From top to bottom, write out the listing exactly and skip every picture.

Records shown section start

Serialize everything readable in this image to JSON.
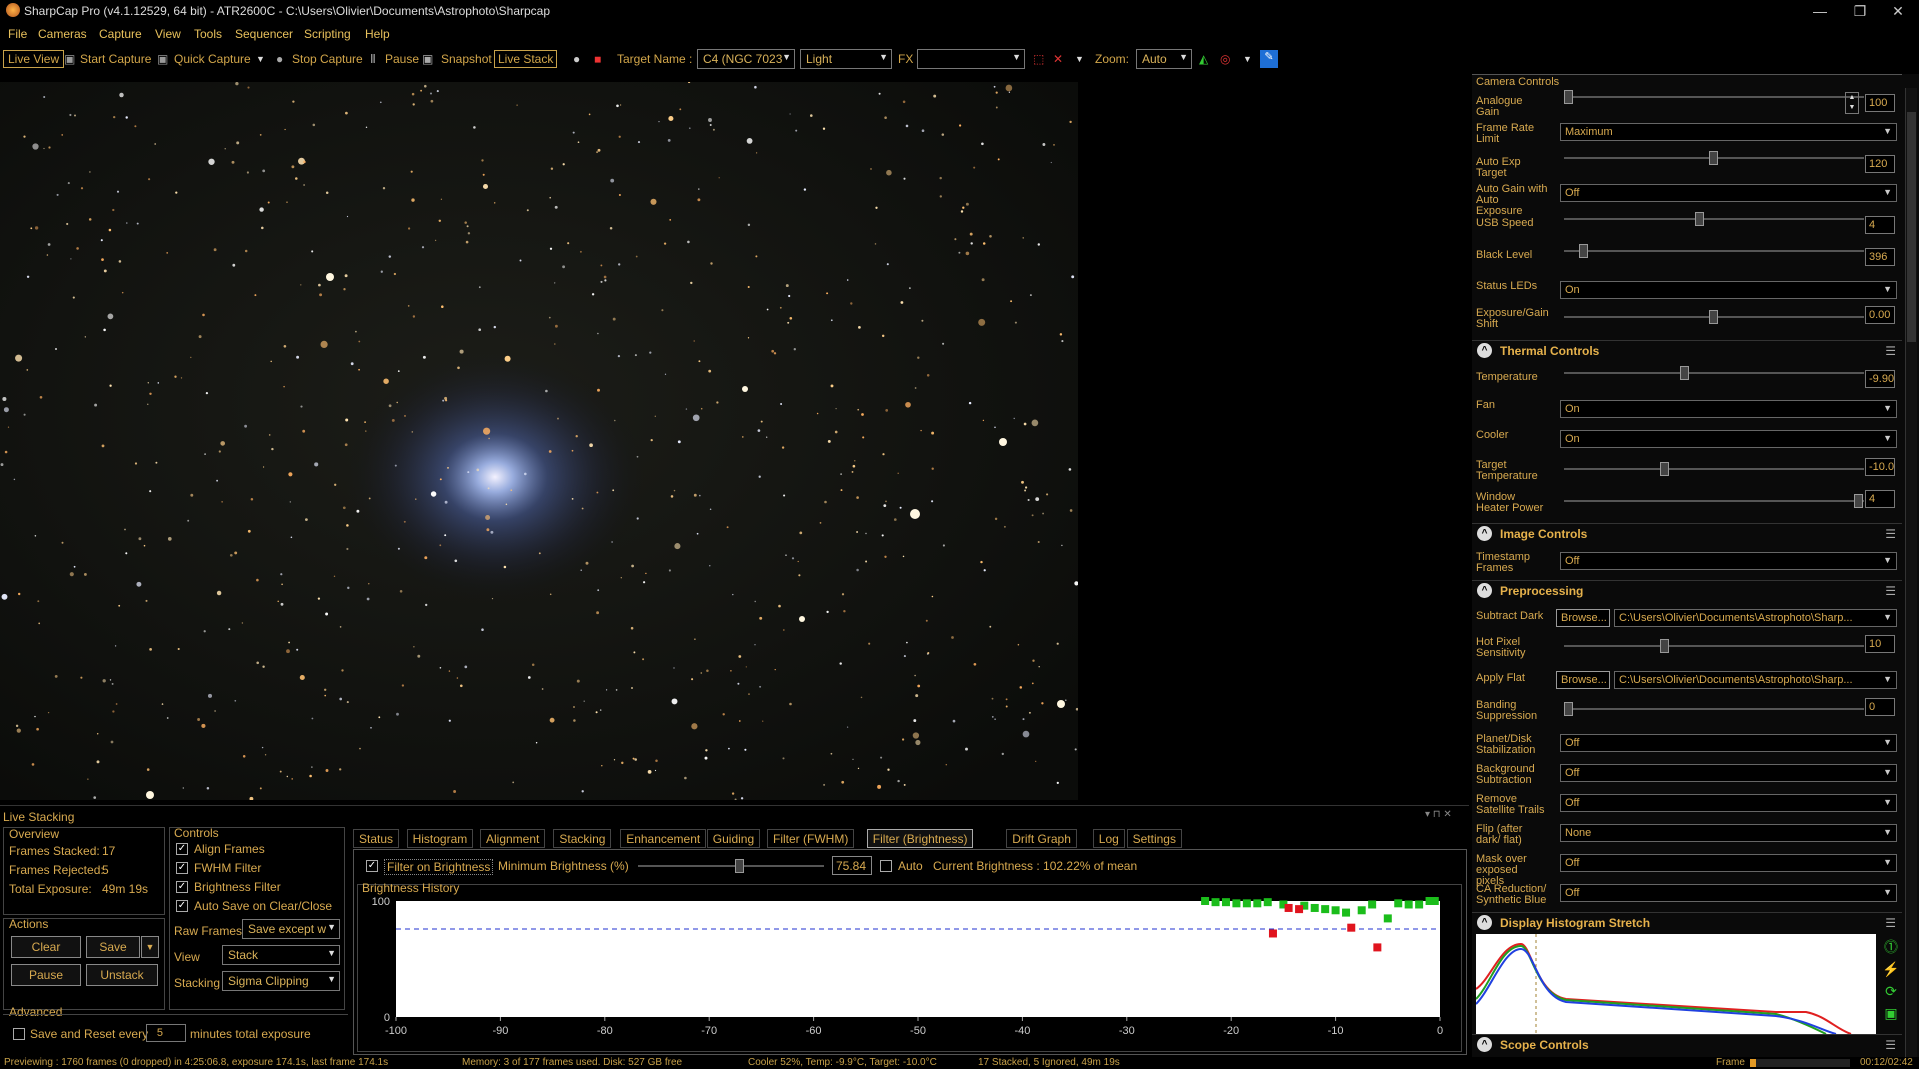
{
  "window": {
    "title": "SharpCap Pro (v4.1.12529, 64 bit) - ATR2600C - C:\\Users\\Olivier\\Documents\\Astrophoto\\Sharpcap",
    "minimize": "—",
    "restore": "❐",
    "close": "✕"
  },
  "menu": [
    "File",
    "Cameras",
    "Capture",
    "View",
    "Tools",
    "Sequencer",
    "Scripting",
    "Help"
  ],
  "toolbar": {
    "live_view": "Live View",
    "start_capture": "Start Capture",
    "quick_capture": "Quick Capture",
    "stop_capture": "Stop Capture",
    "pause": "Pause",
    "snapshot": "Snapshot",
    "live_stack": "Live Stack",
    "target_name_label": "Target Name :",
    "target_name": "C4 (NGC 7023",
    "frame_type": "Light",
    "fx_label": "FX",
    "fx_value": "",
    "zoom_label": "Zoom:",
    "zoom_value": "Auto"
  },
  "camera_controls": {
    "title": "Camera Controls",
    "analogue_gain": {
      "label": "Analogue Gain",
      "value": "100",
      "level": 0.0
    },
    "frame_rate_limit": {
      "label": "Frame Rate Limit",
      "value": "Maximum"
    },
    "auto_exp_target": {
      "label": "Auto Exp Target",
      "value": "120",
      "level": 0.5
    },
    "auto_gain": {
      "label": "Auto Gain with Auto Exposure",
      "value": "Off"
    },
    "usb_speed": {
      "label": "USB Speed",
      "value": "4",
      "level": 0.45
    },
    "black_level": {
      "label": "Black Level",
      "value": "396",
      "level": 0.05
    },
    "status_leds": {
      "label": "Status LEDs",
      "value": "On"
    },
    "exposure_gain_shift": {
      "label": "Exposure/Gain Shift",
      "value": "0.00",
      "level": 0.5
    }
  },
  "thermal": {
    "title": "Thermal Controls",
    "temperature": {
      "label": "Temperature",
      "value": "-9.90",
      "level": 0.4
    },
    "fan": {
      "label": "Fan",
      "value": "On"
    },
    "cooler": {
      "label": "Cooler",
      "value": "On"
    },
    "target_temp": {
      "label": "Target Temperature",
      "value": "-10.0",
      "level": 0.33
    },
    "window_heater": {
      "label": "Window Heater Power",
      "value": "4",
      "level": 1.0
    }
  },
  "image_controls": {
    "title": "Image Controls",
    "timestamp": {
      "label": "Timestamp Frames",
      "value": "Off"
    }
  },
  "preprocessing": {
    "title": "Preprocessing",
    "subtract_dark": {
      "label": "Subtract Dark",
      "browse": "Browse...",
      "path": "C:\\Users\\Olivier\\Documents\\Astrophoto\\Sharp..."
    },
    "hot_pixel": {
      "label": "Hot Pixel Sensitivity",
      "value": "10",
      "level": 0.33
    },
    "apply_flat": {
      "label": "Apply Flat",
      "browse": "Browse...",
      "path": "C:\\Users\\Olivier\\Documents\\Astrophoto\\Sharp..."
    },
    "banding": {
      "label": "Banding Suppression",
      "value": "0",
      "level": 0.0
    },
    "planet_disk": {
      "label": "Planet/Disk Stabilization",
      "value": "Off"
    },
    "background_sub": {
      "label": "Background Subtraction",
      "value": "Off"
    },
    "remove_sat": {
      "label": "Remove Satellite Trails",
      "value": "Off"
    },
    "flip": {
      "label": "Flip (after dark/ flat)",
      "value": "None"
    },
    "mask_over": {
      "label": "Mask over exposed pixels",
      "value": "Off"
    },
    "ca_reduction": {
      "label": "CA Reduction/ Synthetic Blue",
      "value": "Off"
    }
  },
  "display_histogram": {
    "title": "Display Histogram Stretch"
  },
  "scope_controls": {
    "title": "Scope Controls"
  },
  "live_stacking": {
    "title": "Live Stacking",
    "overview": {
      "title": "Overview",
      "frames_stacked_label": "Frames Stacked:",
      "frames_stacked": "17",
      "frames_rejected_label": "Frames Rejected:",
      "frames_rejected": "5",
      "total_exposure_label": "Total Exposure:",
      "total_exposure": "49m 19s"
    },
    "actions": {
      "title": "Actions",
      "clear": "Clear",
      "save": "Save",
      "pause": "Pause",
      "unstack": "Unstack"
    },
    "advanced": {
      "title": "Advanced",
      "save_reset": "Save and Reset every",
      "minutes": "5",
      "minutes_suffix": "minutes total exposure"
    },
    "controls": {
      "title": "Controls",
      "align": "Align Frames",
      "fwhm": "FWHM Filter",
      "brightness": "Brightness Filter",
      "autosave": "Auto Save on Clear/Close",
      "raw_frames_label": "Raw Frames",
      "raw_frames": "Save except w",
      "view_label": "View",
      "view": "Stack",
      "stacking_label": "Stacking",
      "stacking": "Sigma Clipping"
    },
    "tabs": [
      "Status",
      "Histogram",
      "Alignment",
      "Stacking",
      "Enhancement",
      "Guiding",
      "Filter (FWHM)",
      "Filter (Brightness)",
      "Drift Graph",
      "Log",
      "Settings"
    ],
    "active_tab": 7,
    "filter": {
      "filter_on": "Filter on Brightness",
      "min_label": "Minimum Brightness (%)",
      "min_value": "75.84",
      "auto": "Auto",
      "current": "Current Brightness : 102.22% of mean",
      "min_level": 0.55
    },
    "history_title": "Brightness History"
  },
  "chart_data": {
    "type": "scatter",
    "title": "Brightness History",
    "xlim": [
      -100,
      0
    ],
    "ylim": [
      0,
      100
    ],
    "xticks": [
      "-100",
      "-90",
      "-80",
      "-70",
      "-60",
      "-50",
      "-40",
      "-30",
      "-20",
      "-10",
      "0"
    ],
    "yticks": [
      "100",
      "0"
    ],
    "threshold": 75.84,
    "series": [
      {
        "name": "",
        "color": "#1bbd1b",
        "x": [
          -22.5,
          -21.5,
          -20.5,
          -19.5,
          -18.5,
          -17.5,
          -16.5,
          -15,
          -13,
          -12,
          -11,
          -10,
          -9,
          -7.5,
          -6.5,
          -5,
          -4,
          -3,
          -2,
          -1,
          -0.5
        ],
        "y": [
          100,
          99,
          99,
          98,
          98,
          98,
          99,
          97,
          96,
          94,
          93,
          92,
          90,
          92,
          97,
          85,
          98,
          97,
          97,
          100,
          100
        ]
      },
      {
        "name": "",
        "color": "#e0141e",
        "x": [
          -16,
          -14.5,
          -13.5,
          -8.5,
          -6
        ],
        "y": [
          72,
          94,
          93,
          77,
          60
        ]
      }
    ]
  },
  "statusbar": {
    "a": "Previewing : 1760 frames (0 dropped) in 4:25:06.8, exposure 174.1s, last frame 174.1s",
    "b": "Memory: 3 of 177 frames used. Disk: 527 GB free",
    "c": "Cooler 52%, Temp: -9.9°C, Target: -10.0°C",
    "d": "17 Stacked, 5 Ignored, 49m 19s",
    "e": "Frame",
    "f": "00:12/02:42"
  }
}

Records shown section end

> Output for this exercise:
Serialize everything readable in this image to JSON.
{
  "window": {
    "title": "SharpCap Pro (v4.1.12529, 64 bit) - ATR2600C - C:\\Users\\Olivier\\Documents\\Astrophoto\\Sharpcap",
    "minimize": "—",
    "restore": "❐",
    "close": "✕"
  },
  "menu": [
    "File",
    "Cameras",
    "Capture",
    "View",
    "Tools",
    "Sequencer",
    "Scripting",
    "Help"
  ],
  "toolbar": {
    "live_view": "Live View",
    "start_capture": "Start Capture",
    "quick_capture": "Quick Capture",
    "stop_capture": "Stop Capture",
    "pause": "Pause",
    "snapshot": "Snapshot",
    "live_stack": "Live Stack",
    "target_name_label": "Target Name :",
    "target_name": "C4 (NGC 7023",
    "frame_type": "Light",
    "fx_label": "FX",
    "fx_value": "",
    "zoom_label": "Zoom:",
    "zoom_value": "Auto"
  },
  "camera_controls": {
    "title": "Camera Controls",
    "analogue_gain": {
      "label": "Analogue Gain",
      "value": "100",
      "level": 0.0
    },
    "frame_rate_limit": {
      "label": "Frame Rate Limit",
      "value": "Maximum"
    },
    "auto_exp_target": {
      "label": "Auto Exp Target",
      "value": "120",
      "level": 0.5
    },
    "auto_gain": {
      "label": "Auto Gain with Auto Exposure",
      "value": "Off"
    },
    "usb_speed": {
      "label": "USB Speed",
      "value": "4",
      "level": 0.45
    },
    "black_level": {
      "label": "Black Level",
      "value": "396",
      "level": 0.05
    },
    "status_leds": {
      "label": "Status LEDs",
      "value": "On"
    },
    "exposure_gain_shift": {
      "label": "Exposure/Gain Shift",
      "value": "0.00",
      "level": 0.5
    }
  },
  "thermal": {
    "title": "Thermal Controls",
    "temperature": {
      "label": "Temperature",
      "value": "-9.90",
      "level": 0.4
    },
    "fan": {
      "label": "Fan",
      "value": "On"
    },
    "cooler": {
      "label": "Cooler",
      "value": "On"
    },
    "target_temp": {
      "label": "Target Temperature",
      "value": "-10.0",
      "level": 0.33
    },
    "window_heater": {
      "label": "Window Heater Power",
      "value": "4",
      "level": 1.0
    }
  },
  "image_controls": {
    "title": "Image Controls",
    "timestamp": {
      "label": "Timestamp Frames",
      "value": "Off"
    }
  },
  "preprocessing": {
    "title": "Preprocessing",
    "subtract_dark": {
      "label": "Subtract Dark",
      "browse": "Browse...",
      "path": "C:\\Users\\Olivier\\Documents\\Astrophoto\\Sharp..."
    },
    "hot_pixel": {
      "label": "Hot Pixel Sensitivity",
      "value": "10",
      "level": 0.33
    },
    "apply_flat": {
      "label": "Apply Flat",
      "browse": "Browse...",
      "path": "C:\\Users\\Olivier\\Documents\\Astrophoto\\Sharp..."
    },
    "banding": {
      "label": "Banding Suppression",
      "value": "0",
      "level": 0.0
    },
    "planet_disk": {
      "label": "Planet/Disk Stabilization",
      "value": "Off"
    },
    "background_sub": {
      "label": "Background Subtraction",
      "value": "Off"
    },
    "remove_sat": {
      "label": "Remove Satellite Trails",
      "value": "Off"
    },
    "flip": {
      "label": "Flip (after dark/ flat)",
      "value": "None"
    },
    "mask_over": {
      "label": "Mask over exposed pixels",
      "value": "Off"
    },
    "ca_reduction": {
      "label": "CA Reduction/ Synthetic Blue",
      "value": "Off"
    }
  },
  "display_histogram": {
    "title": "Display Histogram Stretch"
  },
  "scope_controls": {
    "title": "Scope Controls"
  },
  "live_stacking": {
    "title": "Live Stacking",
    "overview": {
      "title": "Overview",
      "frames_stacked_label": "Frames Stacked:",
      "frames_stacked": "17",
      "frames_rejected_label": "Frames Rejected:",
      "frames_rejected": "5",
      "total_exposure_label": "Total Exposure:",
      "total_exposure": "49m 19s"
    },
    "actions": {
      "title": "Actions",
      "clear": "Clear",
      "save": "Save",
      "pause": "Pause",
      "unstack": "Unstack"
    },
    "advanced": {
      "title": "Advanced",
      "save_reset": "Save and Reset every",
      "minutes": "5",
      "minutes_suffix": "minutes total exposure"
    },
    "controls": {
      "title": "Controls",
      "align": "Align Frames",
      "fwhm": "FWHM Filter",
      "brightness": "Brightness Filter",
      "autosave": "Auto Save on Clear/Close",
      "raw_frames_label": "Raw Frames",
      "raw_frames": "Save except w",
      "view_label": "View",
      "view": "Stack",
      "stacking_label": "Stacking",
      "stacking": "Sigma Clipping"
    },
    "tabs": [
      "Status",
      "Histogram",
      "Alignment",
      "Stacking",
      "Enhancement",
      "Guiding",
      "Filter (FWHM)",
      "Filter (Brightness)",
      "Drift Graph",
      "Log",
      "Settings"
    ],
    "active_tab": 7,
    "filter": {
      "filter_on": "Filter on Brightness",
      "min_label": "Minimum Brightness (%)",
      "min_value": "75.84",
      "auto": "Auto",
      "current": "Current Brightness : 102.22% of mean",
      "min_level": 0.55
    },
    "history_title": "Brightness History"
  },
  "chart_data": {
    "type": "scatter",
    "title": "Brightness History",
    "xlim": [
      -100,
      0
    ],
    "ylim": [
      0,
      100
    ],
    "xticks": [
      "-100",
      "-90",
      "-80",
      "-70",
      "-60",
      "-50",
      "-40",
      "-30",
      "-20",
      "-10",
      "0"
    ],
    "yticks": [
      "100",
      "0"
    ],
    "threshold": 75.84,
    "series": [
      {
        "name": "",
        "color": "#1bbd1b",
        "x": [
          -22.5,
          -21.5,
          -20.5,
          -19.5,
          -18.5,
          -17.5,
          -16.5,
          -15,
          -13,
          -12,
          -11,
          -10,
          -9,
          -7.5,
          -6.5,
          -5,
          -4,
          -3,
          -2,
          -1,
          -0.5
        ],
        "y": [
          100,
          99,
          99,
          98,
          98,
          98,
          99,
          97,
          96,
          94,
          93,
          92,
          90,
          92,
          97,
          85,
          98,
          97,
          97,
          100,
          100
        ]
      },
      {
        "name": "",
        "color": "#e0141e",
        "x": [
          -16,
          -14.5,
          -13.5,
          -8.5,
          -6
        ],
        "y": [
          72,
          94,
          93,
          77,
          60
        ]
      }
    ]
  },
  "statusbar": {
    "a": "Previewing : 1760 frames (0 dropped) in 4:25:06.8, exposure 174.1s, last frame 174.1s",
    "b": "Memory: 3 of 177 frames used. Disk: 527 GB free",
    "c": "Cooler 52%, Temp: -9.9°C, Target: -10.0°C",
    "d": "17 Stacked, 5 Ignored, 49m 19s",
    "e": "Frame",
    "f": "00:12/02:42"
  }
}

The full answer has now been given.